+++ INFORMATION SUPPLIED

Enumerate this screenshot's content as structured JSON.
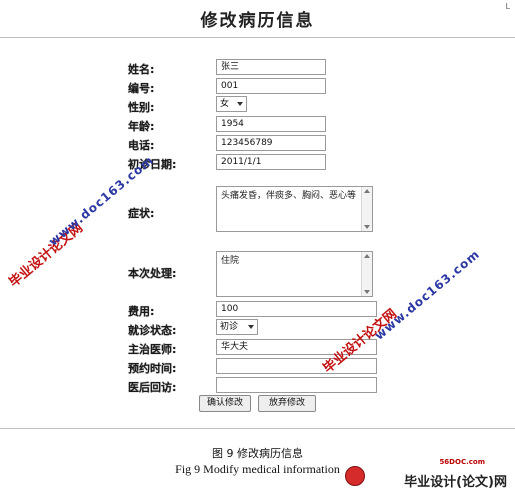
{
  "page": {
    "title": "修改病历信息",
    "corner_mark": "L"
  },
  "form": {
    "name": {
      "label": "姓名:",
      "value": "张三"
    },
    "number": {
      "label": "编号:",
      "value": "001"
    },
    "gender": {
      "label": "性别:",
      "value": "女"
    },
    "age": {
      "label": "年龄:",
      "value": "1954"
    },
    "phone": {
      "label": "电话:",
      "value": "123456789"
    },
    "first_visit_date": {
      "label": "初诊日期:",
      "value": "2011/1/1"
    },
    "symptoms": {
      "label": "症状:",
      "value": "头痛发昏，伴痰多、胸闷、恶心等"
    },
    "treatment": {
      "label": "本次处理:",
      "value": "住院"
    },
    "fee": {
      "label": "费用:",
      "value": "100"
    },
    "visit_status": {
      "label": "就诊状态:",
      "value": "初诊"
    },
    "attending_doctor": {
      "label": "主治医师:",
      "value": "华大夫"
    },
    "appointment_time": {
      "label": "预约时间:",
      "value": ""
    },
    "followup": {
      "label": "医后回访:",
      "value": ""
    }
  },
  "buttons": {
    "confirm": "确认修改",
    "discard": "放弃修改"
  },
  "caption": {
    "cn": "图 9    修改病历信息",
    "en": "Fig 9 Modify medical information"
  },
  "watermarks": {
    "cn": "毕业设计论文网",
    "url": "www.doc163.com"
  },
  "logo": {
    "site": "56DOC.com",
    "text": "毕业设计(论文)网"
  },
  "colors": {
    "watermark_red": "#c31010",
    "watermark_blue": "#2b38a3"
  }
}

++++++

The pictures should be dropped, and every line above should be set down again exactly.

■ **SOLVED PROBLEM**
Enumerate this screenshot's content as structured JSON.
{
  "page": {
    "title": "修改病历信息",
    "corner_mark": "L"
  },
  "form": {
    "name": {
      "label": "姓名:",
      "value": "张三"
    },
    "number": {
      "label": "编号:",
      "value": "001"
    },
    "gender": {
      "label": "性别:",
      "value": "女"
    },
    "age": {
      "label": "年龄:",
      "value": "1954"
    },
    "phone": {
      "label": "电话:",
      "value": "123456789"
    },
    "first_visit_date": {
      "label": "初诊日期:",
      "value": "2011/1/1"
    },
    "symptoms": {
      "label": "症状:",
      "value": "头痛发昏，伴痰多、胸闷、恶心等"
    },
    "treatment": {
      "label": "本次处理:",
      "value": "住院"
    },
    "fee": {
      "label": "费用:",
      "value": "100"
    },
    "visit_status": {
      "label": "就诊状态:",
      "value": "初诊"
    },
    "attending_doctor": {
      "label": "主治医师:",
      "value": "华大夫"
    },
    "appointment_time": {
      "label": "预约时间:",
      "value": ""
    },
    "followup": {
      "label": "医后回访:",
      "value": ""
    }
  },
  "buttons": {
    "confirm": "确认修改",
    "discard": "放弃修改"
  },
  "caption": {
    "cn": "图 9    修改病历信息",
    "en": "Fig 9 Modify medical information"
  },
  "watermarks": {
    "cn": "毕业设计论文网",
    "url": "www.doc163.com"
  },
  "logo": {
    "site": "56DOC.com",
    "text": "毕业设计(论文)网"
  },
  "colors": {
    "watermark_red": "#c31010",
    "watermark_blue": "#2b38a3"
  }
}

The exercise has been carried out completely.